Then what made us intelligent? "The only plausible [explanation]", wrote Alexander, "is to assume that humans uniquely became their own principal hostile forces of nature."

We ourselves became our own competition, the force that drove our evolution and intelligence. In that sense, you might say we invented ourselves.

[Continued here]


Anonymous said...

A little too early to quote this don't you think, since natural selection demonstrates itself over large time periods -
"For a long time now, forces of natural selection that act on other animals -- climate, predators, drought and so on -- have had no effect on the evolution of man. Thus they cannot be said to have contributed much to man's great intelligence."

Otherwise a very fresh perspective. Thanks.

- Z

Roy said...

never thought of Machiavelli this way! a refreshingly new view of man too..

km said...


So this never-ending desire to "improve" ourselves really is just a primal instinct.

Think I am going to defy this instinct and watch some TV :D

Rahul Siddharthan said...

I agree with anonymous (Z), it's a bit early to assess how evolution works in humans, and evolutionary biology isn't that simple anyway.

My quite unsubstantiated guess is that human intelligence wasn't a gradual evolution from ape intelligence -- it was a sudden event (a mutation or gene duplication or something that suddenly conferred a much more powerful brain), and that new genotype then got rapidly fixated in the population. It probably first occurred in some hairy proto-human with opposable toes. The other phenotypic changes then occurred because this new intelligence rendered them advantageous (walking upright is useful if you can intelligently use your forelimbs, losing all that body hair is useful if you know how to wear animal skins in the winter, and so on...)

Subsequent small improvements in intelligence may have occurred too, due to evolutionary pressures; but such gradual changes wouldn't explain the gap between gorillas/chimps and us.

But I'll wait for part 2.

Anonymous said...

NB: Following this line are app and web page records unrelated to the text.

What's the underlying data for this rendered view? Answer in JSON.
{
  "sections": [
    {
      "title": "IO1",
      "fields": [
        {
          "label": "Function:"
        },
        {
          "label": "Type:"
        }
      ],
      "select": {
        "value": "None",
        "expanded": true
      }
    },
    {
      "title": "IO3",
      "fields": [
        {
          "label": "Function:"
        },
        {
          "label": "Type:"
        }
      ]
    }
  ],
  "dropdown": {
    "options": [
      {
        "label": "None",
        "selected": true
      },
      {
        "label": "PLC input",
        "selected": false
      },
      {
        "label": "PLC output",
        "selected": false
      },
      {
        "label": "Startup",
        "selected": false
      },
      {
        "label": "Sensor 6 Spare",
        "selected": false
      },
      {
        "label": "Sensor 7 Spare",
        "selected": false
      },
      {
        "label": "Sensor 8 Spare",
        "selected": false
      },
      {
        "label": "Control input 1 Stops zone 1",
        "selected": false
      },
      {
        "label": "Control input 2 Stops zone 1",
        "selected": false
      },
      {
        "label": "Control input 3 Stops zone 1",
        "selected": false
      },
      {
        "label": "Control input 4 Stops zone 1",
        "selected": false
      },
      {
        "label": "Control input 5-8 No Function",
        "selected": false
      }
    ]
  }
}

A nice post, Dilip. Thanks to your post, I just read 'The Social Function of Intellect'. Made a very interesting read.

dhrugeese said...

Hey.. great post.
There's an interesting perspective that I heard recently: that neo-Darwinism (not necessarily Darwin himself!), (natural selection, survival of the fittest, portrayal of the natural world as perpetual conflict, randomness, etc) went very closely with the capitalist expansion in America, and therefore there was a push from the mainstream scientific establishment in favour of Darwin as opposed to the Lamarck perspective of evolution (peace, creativity, co-operation, purposiveness, and the like).

If any of you have the time, please do check out this ebook:

Another great book which gives some brilliant arguments for this perspective and restore this balance is called "The Way", by ecologist Edward Goldsmith.